Low output could be the head unit, the speakers of the amp itself. Start by isolating the problem.
1) Test the sub(s) on a known good output.
2) Input a known good signal. A portable with RCA preamp outs will work OK.
After you have eliminated the other components, troubleshoot the amp itself:
1) Check the onboard fuses. The M605 has 2 each 30A fuses just to the left of the power and ground terminals.
2) If it was just installed, then my first suspicion would be a problem in wiring. If one tiny little strand of your speaker wires comes into contact with another wire or ground point, it could present just enough of a signal path to ground out most of your power, and perhaps still allow the amp to seemingly operate normally (at least for awhile). Check power and ground too.
3) Make sure your head unit RCA's are plugged into the inputs and not the outputs.
4) Check the low-pass and subsonic filter settings. If low pass is turned all the way down, the amplifier would ONLY send frequencies below 30Hz to the speakers. Subsonic turned on and the low pass all the way down would effectively result in no sound.
5) Remove the top cover to access the mode controls and display. Check the input level.
If everything checks out, the amp probably has a defective component and needs factory/service center repair.
Also called speaker level inputs, an input on an amplifier specifically designed for higher voltage and lower impedance signals, typically between 1.2 to 12 volts and 4 to 8 ohms, as found on the outputs of low powered speaker connections. Hi-level inputs are commonly used as an easy and convenient upgrade path to connect factory-installed head units to after-market amplifiers.

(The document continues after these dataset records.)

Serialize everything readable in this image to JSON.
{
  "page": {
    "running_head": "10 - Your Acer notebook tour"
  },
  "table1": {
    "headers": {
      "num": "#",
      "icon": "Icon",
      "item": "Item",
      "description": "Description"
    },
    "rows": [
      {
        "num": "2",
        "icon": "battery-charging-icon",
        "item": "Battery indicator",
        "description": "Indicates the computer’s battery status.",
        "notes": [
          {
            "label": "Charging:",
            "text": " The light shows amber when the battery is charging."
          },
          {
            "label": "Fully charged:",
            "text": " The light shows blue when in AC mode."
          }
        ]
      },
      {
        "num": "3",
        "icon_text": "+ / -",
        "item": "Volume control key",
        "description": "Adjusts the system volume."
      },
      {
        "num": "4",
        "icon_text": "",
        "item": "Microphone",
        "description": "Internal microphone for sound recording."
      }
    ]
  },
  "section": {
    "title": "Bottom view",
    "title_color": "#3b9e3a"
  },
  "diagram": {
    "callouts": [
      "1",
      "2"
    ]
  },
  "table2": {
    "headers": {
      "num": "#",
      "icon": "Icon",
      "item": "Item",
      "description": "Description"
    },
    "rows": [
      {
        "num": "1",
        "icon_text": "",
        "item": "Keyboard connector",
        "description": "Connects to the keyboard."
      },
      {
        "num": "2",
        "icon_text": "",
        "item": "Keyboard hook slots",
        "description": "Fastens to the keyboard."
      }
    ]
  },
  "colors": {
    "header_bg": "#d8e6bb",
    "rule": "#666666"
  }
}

high level inputs are less subjected to interference and can travel further without signal loss.
Factory radios do not have dedicated outputs for amplifiers (preamp outputs). So you'll want an amplifier with speaker-level (often called high-level) inputs; these inputs enable you to tap into the factory speaker wires for a signal flow.
They're called high-level inputs because the voltage level is significantly higher than with a standard preamp output connection. These inputs convert the high voltage to one the amplifier can handle. Once connected, you'll hear clean, well-defined sound (including the lyrics to your favorite song).
Speaker-level inputs are a standard of many two- and four-channel, and mono subwoofer amplifiers.
All the power wires no the amp will be ran the same with the exception of the remote turn on wire. +12v constant will still go to the battery(properly fused with 12" of the battery!), and the ground will still go to the chassis. You can hook the remote turn on to the +12v ignition wire behind the radio, or the equivilent fuse in the fuse box. I would not recomend hooking it up to the pwr ant wire on the stock deck as it often goes off when the radio is off, or cd is playing.
As I said, most cars have no issues with any of this, but cars with "PREMIUM SOUND" systems often do not mesh well with aftermarket equipment. Fords JBL or chrystlers infinity (And bose in darn near anything!) are often cause issues. Sometimes you can easily bypass this system(Ford), sometimes you have little choice but to rip it all out and start fresh(Bose). I can walk you through the scenarios for most makes and models, but certainly do not have the time or patience to give every one. Hit me up on the forum and I will be happy to help you further....
Amplifier Class AB Number of Channels 2 RMS Power (4 ohms) 120 watts x 2 channels RMS Power (2 ohms) 200 watts x 2 channels RMS Power (1 ohm) Not Stable Bridged RMS Power 400 watts x 1 channel Total RMS Power Output 400 watts Peak Power Output 1000 watts watts x 1 channel Minimum Impedance Unbridged 2 ohms Minimum Impedance Bridged 4 ohms THD at Rated RMS Power 0.1% Speaker Level Inputs No Preamp Outputs 1 pair Built-in Crossover High-pass (HP), Low-pass (LP), Full (AP) High-Pass Crossover Frequency 40 - 250 Hz Low-Pass Crossover Frequency 40 - 250 Hz Subsonic Filter N/A Signal-to-Noise Ratio N/A Channel Separation N/A Bass Boost 0 - 18 dB Bass/Gain Remote Yes Fan Cooled Yes Fuse Rating 20A x 2
Alpine is just a better brand in general. I have the older MRV-1507, sounds GREAT, i have had friends who has had the Explode line, but it was always a temporary system until they got something better, like the alpine or kenwood.